> _Work instruction_
Your answer should consist of each line below that contains the string "name".
Segment Start: Source material
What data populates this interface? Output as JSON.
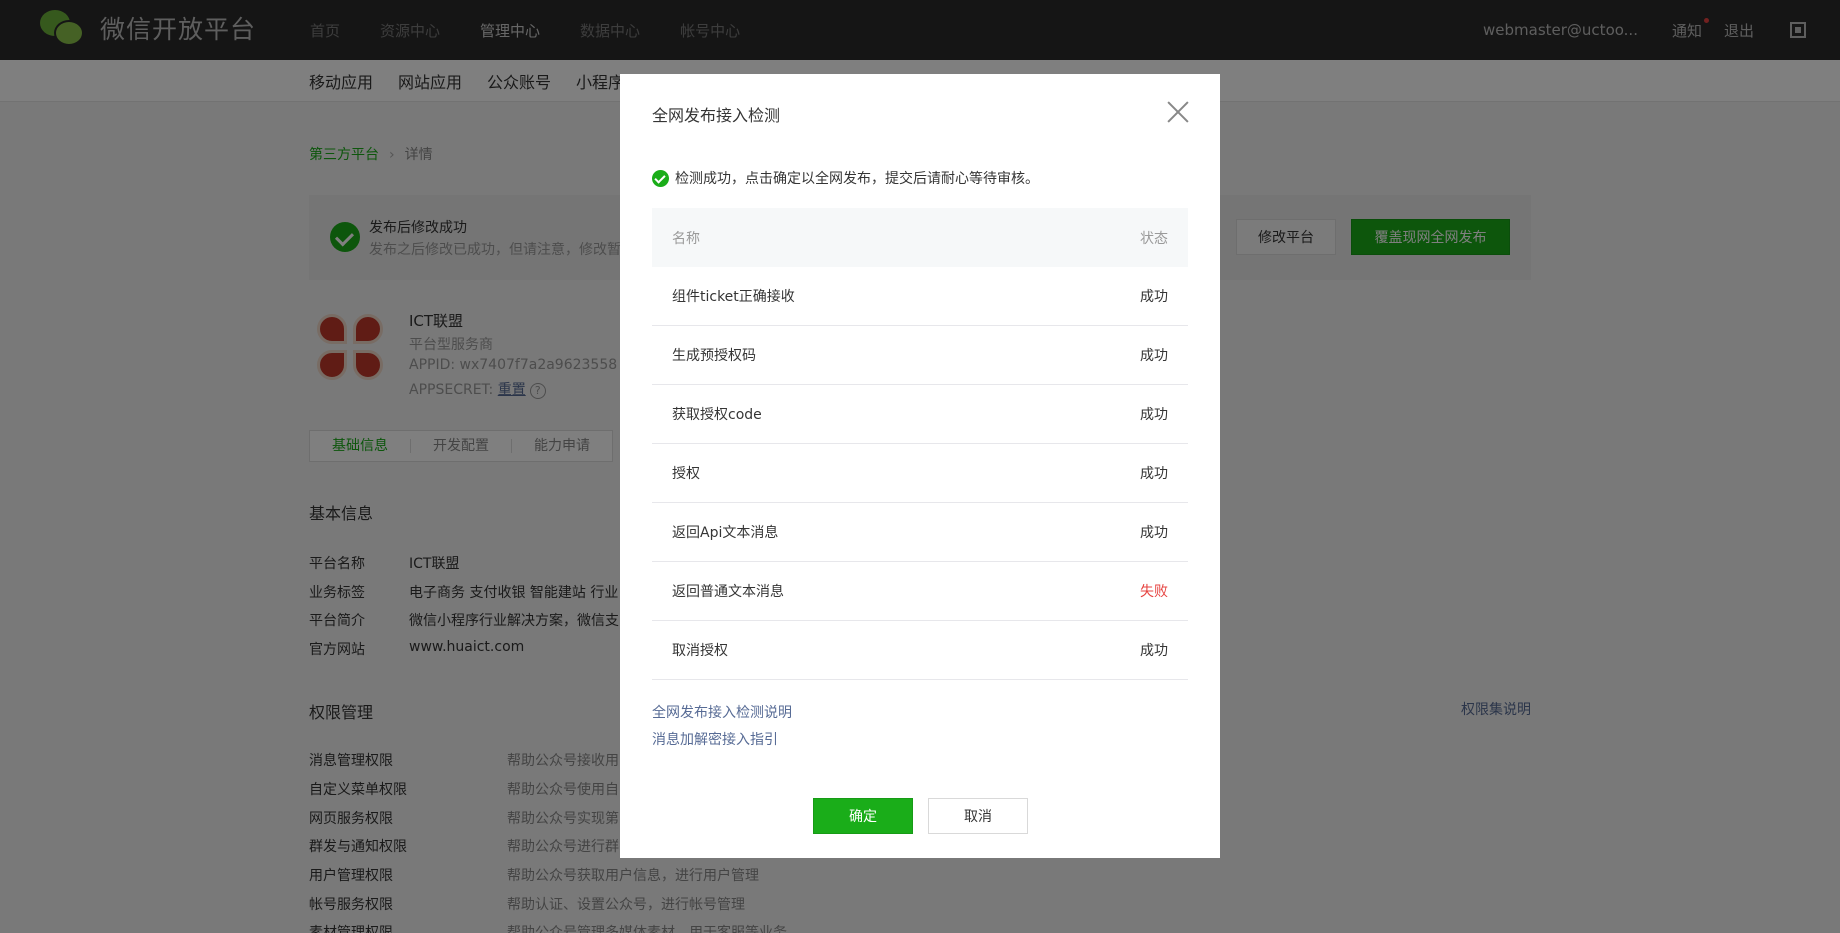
{
  "header": {
    "logo_text": "微信开放平台",
    "nav": [
      "首页",
      "资源中心",
      "管理中心",
      "数据中心",
      "帐号中心"
    ],
    "user": "webmaster@uctoo...",
    "notice": "通知",
    "logout": "退出"
  },
  "subnav": [
    "移动应用",
    "网站应用",
    "公众账号",
    "小程序"
  ],
  "breadcrumb": {
    "parent": "第三方平台",
    "current": "详情"
  },
  "notice_bar": {
    "title": "发布后修改成功",
    "desc": "发布之后修改已成功，但请注意，修改暂",
    "modify_button": "修改平台",
    "publish_button": "覆盖现网全网发布"
  },
  "app": {
    "name": "ICT联盟",
    "type": "平台型服务商",
    "appid": "APPID: wx7407f7a2a9623558",
    "secret_label": "APPSECRET: ",
    "secret_reset": "重置",
    "help": "?"
  },
  "tabs": [
    "基础信息",
    "开发配置",
    "能力申请"
  ],
  "basic_info": {
    "title": "基本信息",
    "rows": [
      {
        "k": "平台名称",
        "v": "ICT联盟"
      },
      {
        "k": "业务标签",
        "v": "电子商务 支付收银 智能建站 行业"
      },
      {
        "k": "平台简介",
        "v": "微信小程序行业解决方案，微信支"
      },
      {
        "k": "官方网站",
        "v": "www.huaict.com"
      }
    ]
  },
  "permissions": {
    "title": "权限管理",
    "link": "权限集说明",
    "rows": [
      {
        "k": "消息管理权限",
        "v": "帮助公众号接收用"
      },
      {
        "k": "自定义菜单权限",
        "v": "帮助公众号使用自"
      },
      {
        "k": "网页服务权限",
        "v": "帮助公众号实现第"
      },
      {
        "k": "群发与通知权限",
        "v": "帮助公众号进行群"
      },
      {
        "k": "用户管理权限",
        "v": "帮助公众号获取用户信息，进行用户管理"
      },
      {
        "k": "帐号服务权限",
        "v": "帮助认证、设置公众号，进行帐号管理"
      },
      {
        "k": "素材管理权限",
        "v": "帮助公众号管理多媒体素材，用于客服等业务"
      }
    ]
  },
  "dialog": {
    "title": "全网发布接入检测",
    "message": "检测成功，点击确定以全网发布，提交后请耐心等待审核。",
    "table_head": {
      "name": "名称",
      "status": "状态"
    },
    "rows": [
      {
        "name": "组件ticket正确接收",
        "status": "成功"
      },
      {
        "name": "生成预授权码",
        "status": "成功"
      },
      {
        "name": "获取授权code",
        "status": "成功"
      },
      {
        "name": "授权",
        "status": "成功"
      },
      {
        "name": "返回Api文本消息",
        "status": "成功"
      },
      {
        "name": "返回普通文本消息",
        "status": "失败"
      },
      {
        "name": "取消授权",
        "status": "成功"
      }
    ],
    "link1": "全网发布接入检测说明",
    "link2": "消息加解密接入指引",
    "ok": "确定",
    "cancel": "取消"
  }
}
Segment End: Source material
> _Your solution_
    "name": "ICT联盟",
      "name": "名称",
        "name": "组件ticket正确接收",
        "name": "生成预授权码",
        "name": "获取授权code",
        "name": "授权",
        "name": "返回Api文本消息",
        "name": "返回普通文本消息",
        "name": "取消授权",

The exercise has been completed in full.